◆ Brief:
Repeat only part of the entries. Start at the line that has "Decode this image" and keep going through the last line, exactly as given.

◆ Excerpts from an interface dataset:
========================
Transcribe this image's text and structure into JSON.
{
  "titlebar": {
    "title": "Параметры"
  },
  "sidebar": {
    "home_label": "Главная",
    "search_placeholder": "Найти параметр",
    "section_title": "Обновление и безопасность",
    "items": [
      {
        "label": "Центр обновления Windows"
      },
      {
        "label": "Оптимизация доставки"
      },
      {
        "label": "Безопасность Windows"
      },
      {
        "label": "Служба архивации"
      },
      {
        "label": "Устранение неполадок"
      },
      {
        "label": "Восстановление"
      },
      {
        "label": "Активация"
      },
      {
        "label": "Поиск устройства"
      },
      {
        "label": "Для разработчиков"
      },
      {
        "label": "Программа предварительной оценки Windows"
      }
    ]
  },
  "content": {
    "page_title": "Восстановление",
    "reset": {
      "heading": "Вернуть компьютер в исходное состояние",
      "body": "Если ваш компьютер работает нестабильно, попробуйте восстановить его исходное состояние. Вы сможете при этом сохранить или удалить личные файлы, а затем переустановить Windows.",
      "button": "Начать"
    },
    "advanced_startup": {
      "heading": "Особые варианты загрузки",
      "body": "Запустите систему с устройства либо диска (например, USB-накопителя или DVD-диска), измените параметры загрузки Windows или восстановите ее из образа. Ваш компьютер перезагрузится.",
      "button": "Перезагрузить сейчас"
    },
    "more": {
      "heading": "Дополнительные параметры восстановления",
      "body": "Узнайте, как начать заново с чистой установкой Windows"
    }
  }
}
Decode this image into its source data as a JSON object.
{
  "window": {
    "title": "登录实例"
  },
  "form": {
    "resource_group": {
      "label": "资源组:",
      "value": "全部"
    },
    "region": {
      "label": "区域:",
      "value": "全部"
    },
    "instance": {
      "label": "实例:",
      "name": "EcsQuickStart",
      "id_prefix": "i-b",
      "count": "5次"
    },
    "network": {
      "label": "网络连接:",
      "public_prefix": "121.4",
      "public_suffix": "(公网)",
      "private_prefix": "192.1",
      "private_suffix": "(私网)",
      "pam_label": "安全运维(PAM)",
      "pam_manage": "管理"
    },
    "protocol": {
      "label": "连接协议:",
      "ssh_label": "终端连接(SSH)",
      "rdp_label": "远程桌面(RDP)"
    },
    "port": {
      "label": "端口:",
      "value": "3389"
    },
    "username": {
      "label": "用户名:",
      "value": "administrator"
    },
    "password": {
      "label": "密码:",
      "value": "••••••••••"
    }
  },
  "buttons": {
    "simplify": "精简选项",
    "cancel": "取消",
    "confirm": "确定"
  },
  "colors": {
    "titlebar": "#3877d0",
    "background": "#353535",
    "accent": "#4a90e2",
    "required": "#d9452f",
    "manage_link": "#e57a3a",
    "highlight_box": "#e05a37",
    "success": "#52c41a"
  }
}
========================
◆ Task output:
Decode this image into its source data as a JSON object.
{
  "window": {
    "title": "登录实例"
  },
  "form": {
    "resource_group": {
      "label": "资源组:",
      "value": "全部"
    },
    "region": {
      "label": "区域:",
      "value": "全部"
    },
    "instance": {
      "label": "实例:",
      "name": "EcsQuickStart",
      "id_prefix": "i-b",
      "count": "5次"
    },
    "network": {
      "label": "网络连接:",
      "public_prefix": "121.4",
      "public_suffix": "(公网)",
      "private_prefix": "192.1",
      "private_suffix": "(私网)",
      "pam_label": "安全运维(PAM)",
      "pam_manage": "管理"
    },
    "protocol": {
      "label": "连接协议:",
      "ssh_label": "终端连接(SSH)",
      "rdp_label": "远程桌面(RDP)"
    },
    "port": {
      "label": "端口:",
      "value": "3389"
    },
    "username": {
      "label": "用户名:",
      "value": "administrator"
    },
    "password": {
      "label": "密码:",
      "value": "••••••••••"
    }
  },
  "buttons": {
    "simplify": "精简选项",
    "cancel": "取消",
    "confirm": "确定"
  },
  "colors": {
    "titlebar": "#3877d0",
    "background": "#353535",
    "accent": "#4a90e2",
    "required": "#d9452f",
    "manage_link": "#e57a3a",
    "highlight_box": "#e05a37",
    "success": "#52c41a"
  }
}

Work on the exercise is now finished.